Maybe it was wrong to forbid him to play with guns. At the time it seemed like the right thing to do, like not hitting or spanking the way my own parents were raised. Sure I was a byproduct of growing up through the sixties, although I was only a flower child til the flowers in my hair wilted.
Of course I realized it was futile when he started telling stories out loud to himself at the age of two that were audibly peppered with explosions and pops and all manner of violent imaginations. And then when he chewed his ginger cookie into an unmistakable pistol it should really have been clear.
But I stuck to my guns. No guns, not even the historic model of a bayonet from Williamsburg.

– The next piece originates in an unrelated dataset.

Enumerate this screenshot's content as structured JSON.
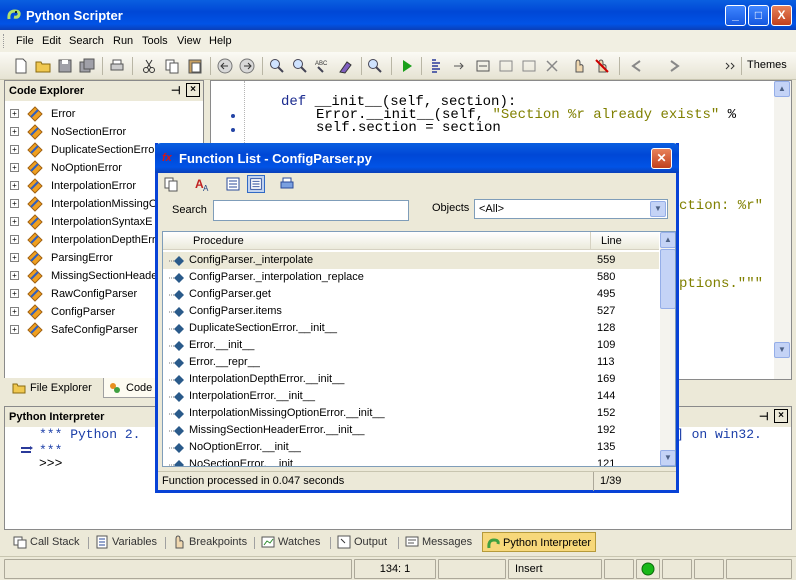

And he grew into the gentlest of sons, attentive to his younger sisters, adoring and admiring of his brothers. Able to strike up a conversation with anyone, empathize and actually go help tsunami, hurricane, and earthquake victims around the world.
So how strange to flash forward to this week when my 26 year old son was commissioned as a second lieutenant in the US Marine Corps at a small ceremony in a lush, flowery corner of Central Park. How odd to see him walk that particular way, stiff and serious, poured smartly into the dress blues and the impeccable white pants. I briefly thought of pretending it was Halloween but couldn't. This was his moment, the culmination of years of wishing, convincing me, and training for this moment.
However much it makes sense that this ragged environmentalist has become a counter-insurgency advocate; however much I admire his physical and intellectual accomplishment, it's still hard to hand over the first born to a power greater than us and worry that the bravado or incompetence or marksmanship of someone else could some day take him out.
For now, worry trumps pride, but I'm trying.